Tango away the night in the cultured, elegant, eclectic and seductive metropolis nicknamed the Paris of South America. I lived in Paris for four years, and I disagree with the nickname. Although some building look like Parisian architecture, and there are sweeping wide boulevards, expansive parks and fine cafés, it is the flair and character of the passionate people that infuse the city with a mesmerizing energy.
Buenos Aires is home to many different worlds: traditional and retro, Argentine and foreign. It is a melting pot of cultures where we, the visitors, can easily live alongside or enter into the daily hustle, bustle and nightly magic.
Capital of Tango. Dance away the night. The locals defy all sensible laws of sleep and the city really comes alive at night.Don’t worry if you don’t Tango, locals also dance the salsa, samba and DJ mixes until the early yours of morning.
You may even feel compelled to spend an entire evening and a fair amount of money (up to $200 per person) to go to a Tango show if it’s your first visit. I did on my first visit. So the second trip to Buenos Aires, I was determined to experience something more authentic.
Milongas are where the locals dance. These unpretentious dance halls have tango dancing, live orchestras and even famous tango dancers. We went to Salon Canning on a Tuesday evening – don’t think of arriving before 11p.m. and don’t even consider dancing unless you know how. We felt like we had stepped back in time from the moment we entered the dance hall. We watched attractive, fashionable young and not-so-young women arrive with backpacks. When they were seated at tables by the dance floor they proceeded to unpack elegant, high-heeled dance shoes. Well-dressed men approached the women and with a nod of the head, they chose their partner for a dance and glided onto the wooden parquet floor. It is a place where you can appreciate how important the Tango is in the lives of many Argentinians. It was one of the highlights of our night life in Buenos Aires. Admission was $4.
Café Life. Social life is centered around the cafés where radio, TV and the daily newspapers attract men with pipes, mothers and daughters, or lawyers lounging under a tree discussing a case.
My favorite café was Biela in the Recoleta Area, across from the cemetery. The landmark café and pastry shop is a favorite meeting place for artists, debonair actors, media personalities, rich race car champions, intellectuals and socialites. Every day we sat at outdoor tables under the shade of an enormous 100-year-old gum tree, and enjoyed the show. One afternoon we were serenaded by an elderly white-jacketed musician playing an accordion.

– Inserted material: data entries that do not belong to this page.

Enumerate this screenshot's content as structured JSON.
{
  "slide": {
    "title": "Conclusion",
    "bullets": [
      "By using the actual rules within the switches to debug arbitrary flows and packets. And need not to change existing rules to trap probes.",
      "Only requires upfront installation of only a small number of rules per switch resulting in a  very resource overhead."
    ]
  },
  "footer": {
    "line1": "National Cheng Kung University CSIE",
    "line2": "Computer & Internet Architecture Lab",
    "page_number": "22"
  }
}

People Watching. The Argentinians have been voted the world’s best looking citizens and you’ll see many drop-dead handsome men and beautiful, bejeweled women. The women are groomed and coiffed to perfection and wear the latest fashions from Paris and Milan. They deserve their international reputation for beauty. And they know they’re attractive. This is the land of plastic surgeons and personal trainers. Every neighborhood I visited had a dozen hair and nail salons. It is obvious that physical beauty, clothes, makeup and shoes are all-important. I was amazed that I didn’t see any fat people.
You’ll see women walk down the street and checkout each other — beginning with the shoes. The handsome men also put on a little show as they swagger and walk proudly by tables of women at the cafés. It’s a great show.
Shop ‘til you drop. With an average inflation rate of 25% since 2008, Buenos Aires is no longer the bargain shopping destination it once was. However, you’ll still find high quality silver jewelry, leather coats, boots, purses, and European style clothing at fashionable shops.
Cow Culture. The fragrance of slow roasting meat wafting from the traditional grilled restaurants is more mouth-watering than you can imagine. The grass-fed cattle of the pampas is so famous; the locals brag that it is the best beef in the world. I had several fabulous steaks, for sure. Get this statistic: Argentine inhabitant’s consumer 125 pounds (57 kilo a year) and the U.S. consumption is 97 pounds (44 kilo). The hors d’oeurves offered in restaurants is often beef chorizo, blood sausage, chitterlings and sweetbreads. The pastry turnover – empanadas – is filled with spiced ground or sliced beef.
Location and Luxury. was the perfect spot to stay within easy walking distance of many great shops and restaurants as well as the famous Recoleta Cemetery (with Eva Peron’s mausoleum). We had an outstanding dinner at the award-winning restaurant Elena and enjoyed the opulent breakfasts, and a relaxed lunch of grilled meats and huge prawns in the lush gardens near the outdoor heated swimming pool. The polo-themed bar, the hotel room, restaurant, concierge desk, service level and pool area were truly exceptional.